+++ DATA FOR THIS EXERCISE +++
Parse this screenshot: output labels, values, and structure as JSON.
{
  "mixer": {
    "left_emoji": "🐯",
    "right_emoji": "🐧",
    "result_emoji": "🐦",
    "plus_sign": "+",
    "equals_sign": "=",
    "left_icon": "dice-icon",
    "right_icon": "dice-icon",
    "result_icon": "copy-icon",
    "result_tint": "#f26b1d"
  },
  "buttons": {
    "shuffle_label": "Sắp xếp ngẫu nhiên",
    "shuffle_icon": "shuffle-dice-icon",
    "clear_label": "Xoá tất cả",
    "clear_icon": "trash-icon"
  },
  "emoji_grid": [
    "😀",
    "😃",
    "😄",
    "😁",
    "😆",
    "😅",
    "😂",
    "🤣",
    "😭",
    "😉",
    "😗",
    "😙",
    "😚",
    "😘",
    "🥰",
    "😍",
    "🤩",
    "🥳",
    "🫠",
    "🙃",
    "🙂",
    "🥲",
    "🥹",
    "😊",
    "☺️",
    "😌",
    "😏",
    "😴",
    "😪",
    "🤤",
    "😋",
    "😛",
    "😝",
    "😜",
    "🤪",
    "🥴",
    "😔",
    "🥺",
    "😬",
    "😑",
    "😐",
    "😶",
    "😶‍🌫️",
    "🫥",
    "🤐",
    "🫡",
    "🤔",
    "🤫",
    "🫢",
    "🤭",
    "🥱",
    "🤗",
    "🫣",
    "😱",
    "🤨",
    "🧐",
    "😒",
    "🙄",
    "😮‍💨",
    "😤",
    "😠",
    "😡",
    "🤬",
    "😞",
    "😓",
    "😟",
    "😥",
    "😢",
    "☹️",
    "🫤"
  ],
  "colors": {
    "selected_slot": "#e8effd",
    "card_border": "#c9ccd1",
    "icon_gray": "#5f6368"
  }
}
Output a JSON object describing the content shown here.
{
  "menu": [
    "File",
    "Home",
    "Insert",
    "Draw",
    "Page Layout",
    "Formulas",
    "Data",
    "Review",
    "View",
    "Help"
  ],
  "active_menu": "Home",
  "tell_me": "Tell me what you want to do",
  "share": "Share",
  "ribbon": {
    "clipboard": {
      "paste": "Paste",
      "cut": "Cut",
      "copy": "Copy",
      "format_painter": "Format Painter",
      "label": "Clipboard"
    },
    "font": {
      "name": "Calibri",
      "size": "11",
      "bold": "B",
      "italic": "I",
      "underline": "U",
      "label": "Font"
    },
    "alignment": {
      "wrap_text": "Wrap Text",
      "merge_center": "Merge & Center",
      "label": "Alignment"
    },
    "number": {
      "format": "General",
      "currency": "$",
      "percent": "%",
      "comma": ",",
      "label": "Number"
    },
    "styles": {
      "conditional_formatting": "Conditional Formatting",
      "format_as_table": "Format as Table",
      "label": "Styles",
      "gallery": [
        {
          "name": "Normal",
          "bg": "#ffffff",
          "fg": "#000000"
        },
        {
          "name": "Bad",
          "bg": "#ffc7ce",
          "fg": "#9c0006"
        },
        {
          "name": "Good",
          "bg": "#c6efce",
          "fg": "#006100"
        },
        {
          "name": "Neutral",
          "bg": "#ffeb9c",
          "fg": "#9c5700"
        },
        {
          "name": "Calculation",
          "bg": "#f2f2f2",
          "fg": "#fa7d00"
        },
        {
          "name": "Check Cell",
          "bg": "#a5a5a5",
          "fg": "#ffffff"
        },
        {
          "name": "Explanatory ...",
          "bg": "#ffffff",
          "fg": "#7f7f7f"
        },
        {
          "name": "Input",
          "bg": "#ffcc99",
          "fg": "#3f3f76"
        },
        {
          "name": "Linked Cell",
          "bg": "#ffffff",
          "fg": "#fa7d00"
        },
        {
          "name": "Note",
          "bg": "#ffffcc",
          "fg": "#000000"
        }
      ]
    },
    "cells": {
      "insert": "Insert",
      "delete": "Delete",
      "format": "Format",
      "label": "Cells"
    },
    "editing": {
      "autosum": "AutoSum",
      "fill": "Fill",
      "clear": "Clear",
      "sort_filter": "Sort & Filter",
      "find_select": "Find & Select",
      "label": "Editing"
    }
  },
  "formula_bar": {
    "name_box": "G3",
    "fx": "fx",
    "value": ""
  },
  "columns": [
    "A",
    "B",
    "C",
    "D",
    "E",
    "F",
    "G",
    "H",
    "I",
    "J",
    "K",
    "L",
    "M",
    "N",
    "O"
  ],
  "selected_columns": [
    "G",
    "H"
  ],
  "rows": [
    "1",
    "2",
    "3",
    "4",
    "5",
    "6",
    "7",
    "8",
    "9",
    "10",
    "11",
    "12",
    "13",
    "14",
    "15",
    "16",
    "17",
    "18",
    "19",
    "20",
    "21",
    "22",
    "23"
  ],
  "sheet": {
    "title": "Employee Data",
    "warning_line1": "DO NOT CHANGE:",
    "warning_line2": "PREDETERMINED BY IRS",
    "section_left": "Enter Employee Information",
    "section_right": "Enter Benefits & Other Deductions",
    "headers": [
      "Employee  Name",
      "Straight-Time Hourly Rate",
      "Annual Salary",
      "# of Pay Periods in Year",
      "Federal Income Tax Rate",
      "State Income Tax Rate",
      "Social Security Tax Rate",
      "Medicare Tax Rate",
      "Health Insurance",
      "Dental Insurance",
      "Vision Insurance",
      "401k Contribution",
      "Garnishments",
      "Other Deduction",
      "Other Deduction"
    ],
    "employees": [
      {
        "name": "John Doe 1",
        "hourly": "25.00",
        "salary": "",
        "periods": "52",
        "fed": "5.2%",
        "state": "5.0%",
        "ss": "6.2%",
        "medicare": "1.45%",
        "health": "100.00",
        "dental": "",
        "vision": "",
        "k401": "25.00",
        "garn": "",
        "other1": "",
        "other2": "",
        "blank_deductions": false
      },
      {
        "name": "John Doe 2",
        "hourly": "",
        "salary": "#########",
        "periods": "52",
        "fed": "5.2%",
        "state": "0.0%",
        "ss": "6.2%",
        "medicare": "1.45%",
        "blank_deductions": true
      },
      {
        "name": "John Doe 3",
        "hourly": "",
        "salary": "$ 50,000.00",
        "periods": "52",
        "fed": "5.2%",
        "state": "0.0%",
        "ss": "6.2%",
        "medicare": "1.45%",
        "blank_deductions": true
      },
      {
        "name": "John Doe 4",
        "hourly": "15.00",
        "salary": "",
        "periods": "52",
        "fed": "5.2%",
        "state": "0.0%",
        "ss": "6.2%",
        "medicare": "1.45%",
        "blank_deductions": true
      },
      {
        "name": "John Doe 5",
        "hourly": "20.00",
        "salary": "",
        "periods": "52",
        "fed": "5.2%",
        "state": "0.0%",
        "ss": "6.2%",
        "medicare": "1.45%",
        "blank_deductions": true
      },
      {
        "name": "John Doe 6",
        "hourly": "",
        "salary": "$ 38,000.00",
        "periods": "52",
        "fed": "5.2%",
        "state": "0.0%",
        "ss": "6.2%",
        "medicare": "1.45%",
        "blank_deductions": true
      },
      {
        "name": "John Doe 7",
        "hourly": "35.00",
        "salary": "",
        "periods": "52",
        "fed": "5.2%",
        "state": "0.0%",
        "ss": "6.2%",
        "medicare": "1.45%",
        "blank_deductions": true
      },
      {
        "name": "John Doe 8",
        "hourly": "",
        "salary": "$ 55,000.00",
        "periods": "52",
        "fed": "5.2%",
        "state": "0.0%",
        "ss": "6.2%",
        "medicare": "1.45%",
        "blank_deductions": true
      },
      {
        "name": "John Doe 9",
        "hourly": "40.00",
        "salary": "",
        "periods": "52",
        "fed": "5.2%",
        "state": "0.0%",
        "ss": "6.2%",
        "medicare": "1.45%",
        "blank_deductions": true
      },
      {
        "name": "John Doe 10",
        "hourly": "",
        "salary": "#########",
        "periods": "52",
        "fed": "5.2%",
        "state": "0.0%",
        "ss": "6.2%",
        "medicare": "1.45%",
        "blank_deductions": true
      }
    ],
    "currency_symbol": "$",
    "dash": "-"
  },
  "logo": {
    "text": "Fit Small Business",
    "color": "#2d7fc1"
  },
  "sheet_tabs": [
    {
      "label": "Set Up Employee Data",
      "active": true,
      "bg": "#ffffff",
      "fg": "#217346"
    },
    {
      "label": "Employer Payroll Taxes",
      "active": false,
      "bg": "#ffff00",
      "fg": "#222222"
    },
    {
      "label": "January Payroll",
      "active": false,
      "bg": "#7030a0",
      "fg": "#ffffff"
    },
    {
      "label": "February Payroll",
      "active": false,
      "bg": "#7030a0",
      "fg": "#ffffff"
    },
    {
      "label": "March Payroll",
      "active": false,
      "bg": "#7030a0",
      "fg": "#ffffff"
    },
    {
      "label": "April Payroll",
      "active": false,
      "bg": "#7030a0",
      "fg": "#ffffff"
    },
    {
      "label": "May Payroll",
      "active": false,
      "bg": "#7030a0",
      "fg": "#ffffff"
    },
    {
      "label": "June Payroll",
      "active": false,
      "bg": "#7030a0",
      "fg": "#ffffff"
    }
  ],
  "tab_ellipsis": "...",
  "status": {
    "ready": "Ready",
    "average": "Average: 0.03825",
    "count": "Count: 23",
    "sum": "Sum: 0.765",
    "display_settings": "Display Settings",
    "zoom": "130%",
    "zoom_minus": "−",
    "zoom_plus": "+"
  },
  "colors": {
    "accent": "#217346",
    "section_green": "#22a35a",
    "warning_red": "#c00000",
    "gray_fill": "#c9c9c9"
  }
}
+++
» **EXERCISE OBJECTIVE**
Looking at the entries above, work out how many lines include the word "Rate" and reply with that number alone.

» **FINAL ANSWER**
5